WASHINGTON – It’s supposed to be for kids, but it’s pretty fun for grown-ups, too.
The children’s section of the Environmental Protection Agency’s home page on the Web offers some whimsical views of the ocean.
It’s also full of project ideas, word games and other neat stuff.
Go to http://www.epa.gov and click on “kids.” There’s a menu called “Fun Things” and another called “How You Can Help.”
In the first category you can find scenes of ocean life, as envisioned by preschool and grade-school children. You also can find instructions for a science project, a diagram of the Earth’s water cycle, and a collection of drawings depicting the problems with the planet’s protective layer of ozone.
In the second category, you can find an intriguing item called Bloopers, an Earth Day coloring book and water education posters.
In one of the children’s drawings of ocean life, sharks dive torpedo-like at doomed prey while below, in a calmer zone, an octopus takes a leisurely stroll on the ocean floor.

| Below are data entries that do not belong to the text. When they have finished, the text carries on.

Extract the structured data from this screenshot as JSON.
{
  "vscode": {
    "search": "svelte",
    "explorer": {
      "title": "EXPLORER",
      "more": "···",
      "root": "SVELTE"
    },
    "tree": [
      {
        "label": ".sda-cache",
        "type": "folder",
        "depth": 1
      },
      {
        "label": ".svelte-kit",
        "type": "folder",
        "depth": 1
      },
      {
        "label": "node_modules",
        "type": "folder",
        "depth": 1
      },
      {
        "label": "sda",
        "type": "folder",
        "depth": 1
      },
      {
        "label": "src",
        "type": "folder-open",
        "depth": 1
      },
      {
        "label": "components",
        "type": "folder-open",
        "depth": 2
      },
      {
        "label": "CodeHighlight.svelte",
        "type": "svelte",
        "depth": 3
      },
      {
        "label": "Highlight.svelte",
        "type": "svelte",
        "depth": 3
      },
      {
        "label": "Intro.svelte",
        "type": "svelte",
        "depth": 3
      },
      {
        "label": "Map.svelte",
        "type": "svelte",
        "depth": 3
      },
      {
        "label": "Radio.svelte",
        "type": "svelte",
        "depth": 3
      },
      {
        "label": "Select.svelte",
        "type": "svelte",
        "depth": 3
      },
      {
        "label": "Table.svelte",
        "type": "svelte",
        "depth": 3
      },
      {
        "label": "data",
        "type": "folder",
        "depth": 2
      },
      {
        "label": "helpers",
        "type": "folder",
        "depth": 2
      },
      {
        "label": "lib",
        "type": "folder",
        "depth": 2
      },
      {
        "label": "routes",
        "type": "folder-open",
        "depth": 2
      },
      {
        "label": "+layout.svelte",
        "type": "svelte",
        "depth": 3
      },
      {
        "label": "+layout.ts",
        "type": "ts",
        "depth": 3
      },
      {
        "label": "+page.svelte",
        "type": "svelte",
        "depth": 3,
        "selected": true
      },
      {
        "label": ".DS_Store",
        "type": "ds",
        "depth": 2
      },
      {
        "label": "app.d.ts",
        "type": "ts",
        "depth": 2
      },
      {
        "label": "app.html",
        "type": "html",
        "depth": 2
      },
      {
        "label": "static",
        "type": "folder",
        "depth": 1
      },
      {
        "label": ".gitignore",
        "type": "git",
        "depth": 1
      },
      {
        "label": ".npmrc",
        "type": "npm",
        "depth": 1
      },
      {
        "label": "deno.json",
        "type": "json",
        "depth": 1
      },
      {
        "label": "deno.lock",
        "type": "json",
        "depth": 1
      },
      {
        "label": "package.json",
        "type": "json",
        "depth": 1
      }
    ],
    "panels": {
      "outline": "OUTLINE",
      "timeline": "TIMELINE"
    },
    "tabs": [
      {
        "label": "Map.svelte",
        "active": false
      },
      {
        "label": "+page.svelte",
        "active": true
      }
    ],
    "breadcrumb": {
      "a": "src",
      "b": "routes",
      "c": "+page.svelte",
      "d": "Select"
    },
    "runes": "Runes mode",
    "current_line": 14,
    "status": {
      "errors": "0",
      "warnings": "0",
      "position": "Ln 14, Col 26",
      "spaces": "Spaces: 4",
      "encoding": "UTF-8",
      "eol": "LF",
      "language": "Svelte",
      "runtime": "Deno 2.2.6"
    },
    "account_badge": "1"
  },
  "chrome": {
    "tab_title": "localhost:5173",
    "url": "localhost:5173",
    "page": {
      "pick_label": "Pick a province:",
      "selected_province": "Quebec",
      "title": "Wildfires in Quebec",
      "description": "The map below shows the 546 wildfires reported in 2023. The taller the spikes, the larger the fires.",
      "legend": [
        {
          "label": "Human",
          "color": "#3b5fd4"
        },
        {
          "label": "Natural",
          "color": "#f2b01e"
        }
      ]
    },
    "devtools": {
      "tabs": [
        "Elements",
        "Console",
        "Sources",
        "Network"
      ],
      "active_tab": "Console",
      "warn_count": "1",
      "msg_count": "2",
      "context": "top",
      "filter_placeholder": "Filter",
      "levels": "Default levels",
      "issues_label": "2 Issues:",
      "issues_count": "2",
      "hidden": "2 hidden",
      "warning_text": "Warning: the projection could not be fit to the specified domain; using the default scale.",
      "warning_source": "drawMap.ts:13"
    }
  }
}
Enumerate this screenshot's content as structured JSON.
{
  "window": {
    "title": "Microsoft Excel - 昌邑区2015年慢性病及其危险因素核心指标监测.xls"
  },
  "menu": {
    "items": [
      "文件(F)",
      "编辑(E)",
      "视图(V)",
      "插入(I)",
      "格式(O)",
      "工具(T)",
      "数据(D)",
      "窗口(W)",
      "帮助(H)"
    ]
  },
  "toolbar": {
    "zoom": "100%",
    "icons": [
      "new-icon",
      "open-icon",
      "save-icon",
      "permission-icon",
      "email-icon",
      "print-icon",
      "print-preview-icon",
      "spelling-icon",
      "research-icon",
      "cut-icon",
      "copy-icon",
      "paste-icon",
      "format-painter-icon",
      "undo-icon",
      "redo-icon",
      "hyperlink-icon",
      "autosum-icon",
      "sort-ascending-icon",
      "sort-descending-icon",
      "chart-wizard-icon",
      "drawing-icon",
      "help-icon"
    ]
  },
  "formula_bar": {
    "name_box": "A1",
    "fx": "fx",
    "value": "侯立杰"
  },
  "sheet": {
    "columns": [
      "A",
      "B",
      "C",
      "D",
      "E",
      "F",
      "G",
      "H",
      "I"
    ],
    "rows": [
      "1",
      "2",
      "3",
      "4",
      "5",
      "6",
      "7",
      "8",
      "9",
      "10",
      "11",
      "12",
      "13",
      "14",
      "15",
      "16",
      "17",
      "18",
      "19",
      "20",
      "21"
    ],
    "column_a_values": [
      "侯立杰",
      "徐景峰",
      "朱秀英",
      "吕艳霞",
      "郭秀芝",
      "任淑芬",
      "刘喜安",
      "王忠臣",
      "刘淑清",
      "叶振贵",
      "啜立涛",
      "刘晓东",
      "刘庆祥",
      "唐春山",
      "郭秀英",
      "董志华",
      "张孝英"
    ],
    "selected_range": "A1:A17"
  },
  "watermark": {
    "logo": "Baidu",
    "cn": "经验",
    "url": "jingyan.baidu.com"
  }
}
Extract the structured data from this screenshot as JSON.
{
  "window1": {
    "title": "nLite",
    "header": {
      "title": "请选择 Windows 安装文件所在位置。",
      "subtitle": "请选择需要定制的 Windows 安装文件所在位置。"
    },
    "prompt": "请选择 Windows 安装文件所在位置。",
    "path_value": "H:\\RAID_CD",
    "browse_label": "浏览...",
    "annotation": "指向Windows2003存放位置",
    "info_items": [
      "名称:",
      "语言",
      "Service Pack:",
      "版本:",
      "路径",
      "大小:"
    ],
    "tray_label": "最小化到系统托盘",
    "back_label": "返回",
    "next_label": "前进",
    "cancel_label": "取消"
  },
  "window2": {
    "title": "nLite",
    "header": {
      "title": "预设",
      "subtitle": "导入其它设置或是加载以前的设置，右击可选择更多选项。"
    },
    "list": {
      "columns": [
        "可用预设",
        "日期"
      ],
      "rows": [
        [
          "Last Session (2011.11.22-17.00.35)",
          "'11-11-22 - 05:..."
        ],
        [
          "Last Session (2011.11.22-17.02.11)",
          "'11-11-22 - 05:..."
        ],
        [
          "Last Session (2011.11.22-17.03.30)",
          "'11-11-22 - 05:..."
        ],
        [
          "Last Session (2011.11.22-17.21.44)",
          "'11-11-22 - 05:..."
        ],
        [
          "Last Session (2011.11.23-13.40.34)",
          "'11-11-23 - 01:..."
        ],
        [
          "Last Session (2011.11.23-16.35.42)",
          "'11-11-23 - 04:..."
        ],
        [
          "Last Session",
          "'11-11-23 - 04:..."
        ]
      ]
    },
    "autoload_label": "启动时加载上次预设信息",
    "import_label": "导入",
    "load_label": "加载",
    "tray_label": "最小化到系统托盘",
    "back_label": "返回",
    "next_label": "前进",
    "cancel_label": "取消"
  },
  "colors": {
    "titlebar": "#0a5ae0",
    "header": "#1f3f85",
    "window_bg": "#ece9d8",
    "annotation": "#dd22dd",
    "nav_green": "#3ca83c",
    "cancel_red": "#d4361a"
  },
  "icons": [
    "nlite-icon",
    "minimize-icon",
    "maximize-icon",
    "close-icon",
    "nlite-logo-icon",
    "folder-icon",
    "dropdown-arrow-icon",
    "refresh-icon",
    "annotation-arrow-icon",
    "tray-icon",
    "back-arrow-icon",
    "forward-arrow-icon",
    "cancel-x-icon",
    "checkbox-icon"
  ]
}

There’s a portrait of a purple whale with polka dots, and an impressionistic beach scene with windblown palm trees.
Lots of other fun things can be found on the kids’ page. There are word games in both English and Spanish and directions for building your own mini-ecosystem in a jar.
One of the more whimsical features of the kids’ section, found under the “How You Can Help” menu, is called “Bloopers: embarrassing moments in the life of a water drinker.”
Tossing batteries in the trash is a blooper because they contain lead and mercury – poisons that can contaminate water.
Watering your lawn at high noon is another blooper, because it wastes water. The midday sun “will evaporate the water your lawn needs,” Bloopers says. “Better water early in the day.”
The illustrations for the Bloopers section are charming. But to find out what they are, you’ll have to go there yourself.
The kids’ pages are part of a mammoth remake of the EPA’s home page that took a year to complete, said the EPA’s Emma McNamara, 53, of Washington, D.C., one of the brains behind the site’s new look.
The agency combed through thousands of pages of data already on the Web site, looking for ways to rearrange the information to make it more appealing and easier for people to find, she said.
The rebuilt site went on line in October and is attracting a much larger audience. Before the remake, the site was getting between 3 million and 4 million hits, or views, a month, McNamara said. Now it’s getting about 6 million.
In a recent survey of some 10,000 Internet sites, Computerworld newspaper selected the EPA’s as among the 100 best.
“We were quite excited about that,” said Jonda Byrd, an EPA librarian who worked with McNamara on the remake.
The way to inspire children to protect the environment “is to do what’s interesting,” said Richard Martin, director of the EPA’s Enterprise Information Management Division. “And what’s interesting is the World Wide Web.”
“If you make things fun, kids pay better attention,” said Charlene Shaw, program coordinator for the EPA office that regulates tap water. And, she added, “If we can get the kids involved, we can get the parents.”